their fur, the unspeakable softness of their bellies, their velvet ears
against my cheeks. I will bend to them, my face covered with
their kisses, my hands full of them. In the grass I will let them knock
|There had better be nose nibbles in heaven.|
But all this, Abbey's passing, it isn't how it ends. It is just one more thing, one more story, one more memento, one more gift, one more grief, one more love, one more dog. One of many.
My dog-sitting work has resumed. I've spent some time with Sable & Scruffy, Pipsqueak, Curly, Cutie, Teddy & Roo, and a new client, Jazzy. It's mostly been drop-in visits, but some overnights, too. It has made me happy to be with them, though one of the times when I miss Abbey most is when I'm returning from an overnight gig and know my own dog will not be there to welcome me home.
|Sable found a really great stick washed up on the beach.|
|A wind-blown Scruffy sniffs the air for prey.|
|Little Miss Pipsqueak.|
|Curly just turned two!|
|Cutie just turned six!|
|I got Cutie and Curly together for a couple of playdates. They had so much fun!|
|Teddy and Roo have just turned twelve.|
|This is Jazzy, a Mini Australian Shepherd!|
|This boy was the first I considered.|
|This is Nala.|
|She's a very gentle soul.|
This is not the end of Abbey. This is just a new phase, the one where I use the heart that Abbey opened for me and everything she taught me to give this new girl the best possible home. I had a long chat with Abbey, in fact, after we got home from meeting Nala, and told her all about it. I asked Abbey to help me watch over this girl and make her feel safe and loved and cared for.
|Keeping an eye on things.|
I dreamed of Abbey the other night. She gave me a joyful yodel-bark, licked my face vigorously, and suckled on my cheek as if she was nursing. Abbey will always be one of the great loves of my life, but there is room in my heart for many more.

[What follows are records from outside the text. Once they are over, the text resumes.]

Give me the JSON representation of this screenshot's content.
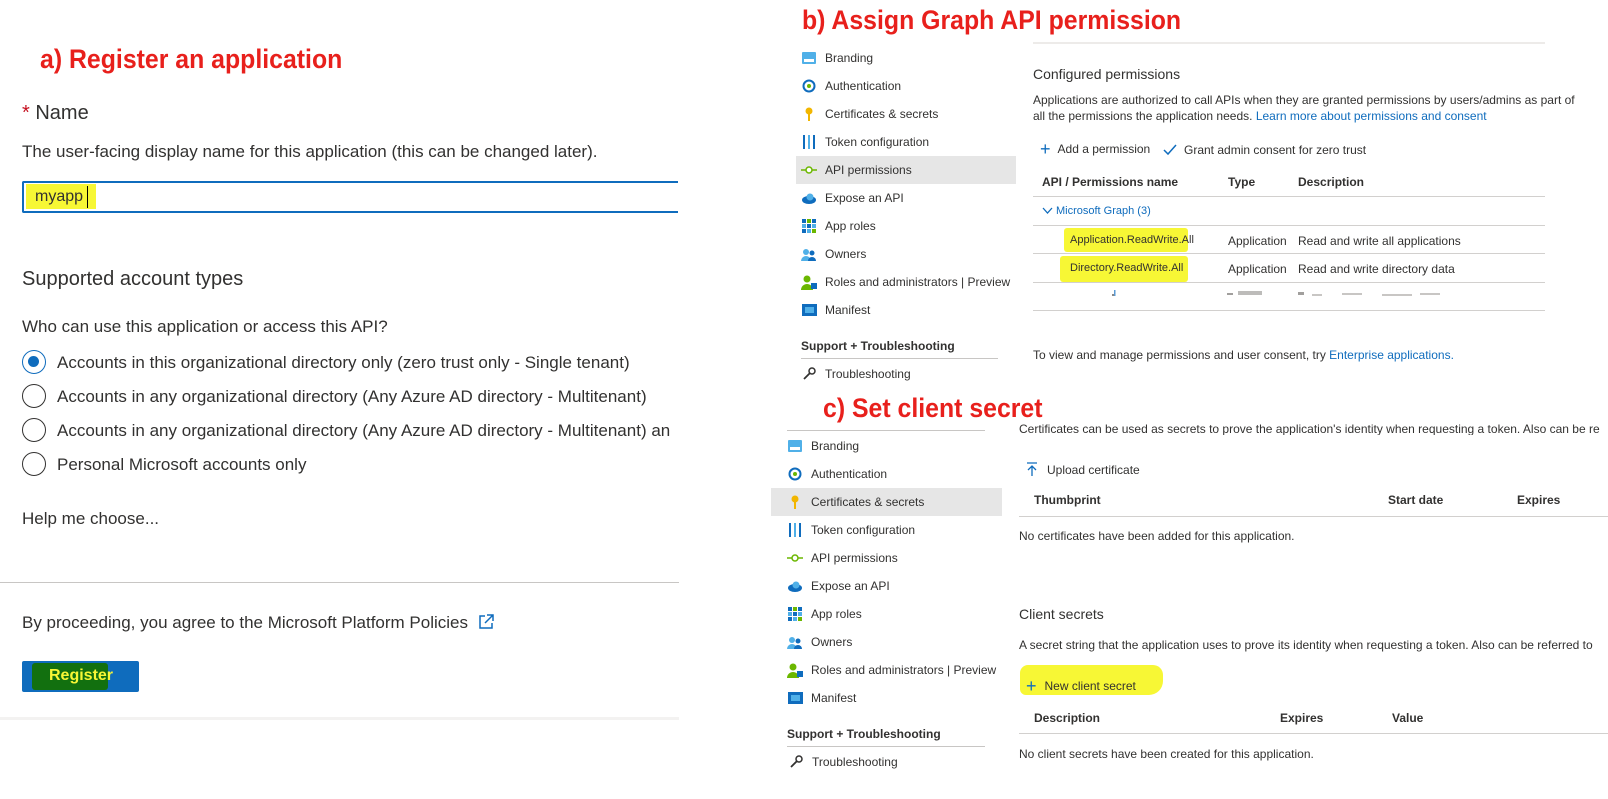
{
  "panel_a": {
    "title": "a) Register an application",
    "name_required_star": "*",
    "name_label": "Name",
    "name_help": "The user-facing display name for this application (this can be changed later).",
    "name_value": "myapp",
    "account_types_heading": "Supported account types",
    "account_types_question": "Who can use this application or access this API?",
    "account_options": [
      {
        "label": "Accounts in this organizational directory only (zero trust only - Single tenant)",
        "checked": true
      },
      {
        "label": "Accounts in any organizational directory (Any Azure AD directory - Multitenant)",
        "checked": false
      },
      {
        "label": "Accounts in any organizational directory (Any Azure AD directory - Multitenant) an",
        "checked": false
      },
      {
        "label": "Personal Microsoft accounts only",
        "checked": false
      }
    ],
    "help_link": "Help me choose...",
    "policy_text": "By proceeding, you agree to the Microsoft Platform Policies",
    "register_label": "Register"
  },
  "panel_b": {
    "title": "b) Assign Graph API permission",
    "nav_items": [
      {
        "label": "Branding",
        "icon": "branding-icon",
        "selected": false
      },
      {
        "label": "Authentication",
        "icon": "authentication-icon",
        "selected": false
      },
      {
        "label": "Certificates & secrets",
        "icon": "key-icon",
        "selected": false
      },
      {
        "label": "Token configuration",
        "icon": "token-icon",
        "selected": false
      },
      {
        "label": "API permissions",
        "icon": "api-permissions-icon",
        "selected": true
      },
      {
        "label": "Expose an API",
        "icon": "cloud-icon",
        "selected": false
      },
      {
        "label": "App roles",
        "icon": "app-roles-icon",
        "selected": false
      },
      {
        "label": "Owners",
        "icon": "owners-icon",
        "selected": false
      },
      {
        "label": "Roles and administrators | Preview",
        "icon": "roles-icon",
        "selected": false
      },
      {
        "label": "Manifest",
        "icon": "manifest-icon",
        "selected": false
      }
    ],
    "support_heading": "Support + Troubleshooting",
    "troubleshooting": "Troubleshooting",
    "configured_title": "Configured permissions",
    "configured_desc_1": "Applications are authorized to call APIs when they are granted permissions by users/admins as part of",
    "configured_desc_2": "all the permissions the application needs.",
    "learn_more": "Learn more about permissions and consent",
    "add_permission": "Add a permission",
    "grant_consent": "Grant admin consent for zero trust",
    "col_name": "API / Permissions name",
    "col_type": "Type",
    "col_desc": "Description",
    "group": "Microsoft Graph (3)",
    "permissions": [
      {
        "name": "Application.ReadWrite.All",
        "type": "Application",
        "desc": "Read and write all applications"
      },
      {
        "name": "Directory.ReadWrite.All",
        "type": "Application",
        "desc": "Read and write directory data"
      }
    ],
    "footer_text": "To view and manage permissions and user consent, try",
    "footer_link": "Enterprise applications."
  },
  "panel_c": {
    "title": "c) Set client secret",
    "nav_items": [
      {
        "label": "Branding",
        "icon": "branding-icon",
        "selected": false
      },
      {
        "label": "Authentication",
        "icon": "authentication-icon",
        "selected": false
      },
      {
        "label": "Certificates & secrets",
        "icon": "key-icon",
        "selected": true
      },
      {
        "label": "Token configuration",
        "icon": "token-icon",
        "selected": false
      },
      {
        "label": "API permissions",
        "icon": "api-permissions-icon",
        "selected": false
      },
      {
        "label": "Expose an API",
        "icon": "cloud-icon",
        "selected": false
      },
      {
        "label": "App roles",
        "icon": "app-roles-icon",
        "selected": false
      },
      {
        "label": "Owners",
        "icon": "owners-icon",
        "selected": false
      },
      {
        "label": "Roles and administrators | Preview",
        "icon": "roles-icon",
        "selected": false
      },
      {
        "label": "Manifest",
        "icon": "manifest-icon",
        "selected": false
      }
    ],
    "support_heading": "Support + Troubleshooting",
    "troubleshooting": "Troubleshooting",
    "cert_desc": "Certificates can be used as secrets to prove the application's identity when requesting a token. Also can be re",
    "upload_certificate": "Upload certificate",
    "cert_cols": [
      "Thumbprint",
      "Start date",
      "Expires"
    ],
    "no_certs": "No certificates have been added for this application.",
    "secrets_title": "Client secrets",
    "secrets_desc": "A secret string that the application uses to prove its identity when requesting a token. Also can be referred to",
    "new_secret": "New client secret",
    "secret_cols": [
      "Description",
      "Expires",
      "Value"
    ],
    "no_secrets": "No client secrets have been created for this application."
  },
  "colors": {
    "accent": "#0f6cbd",
    "annotation_red": "#e8201c",
    "highlight_yellow": "#f7f735",
    "register_green": "#12700f"
  }
}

|My beautiful brindle beast.|
If you love Abbey, you can see many more photos of her on her Pack page!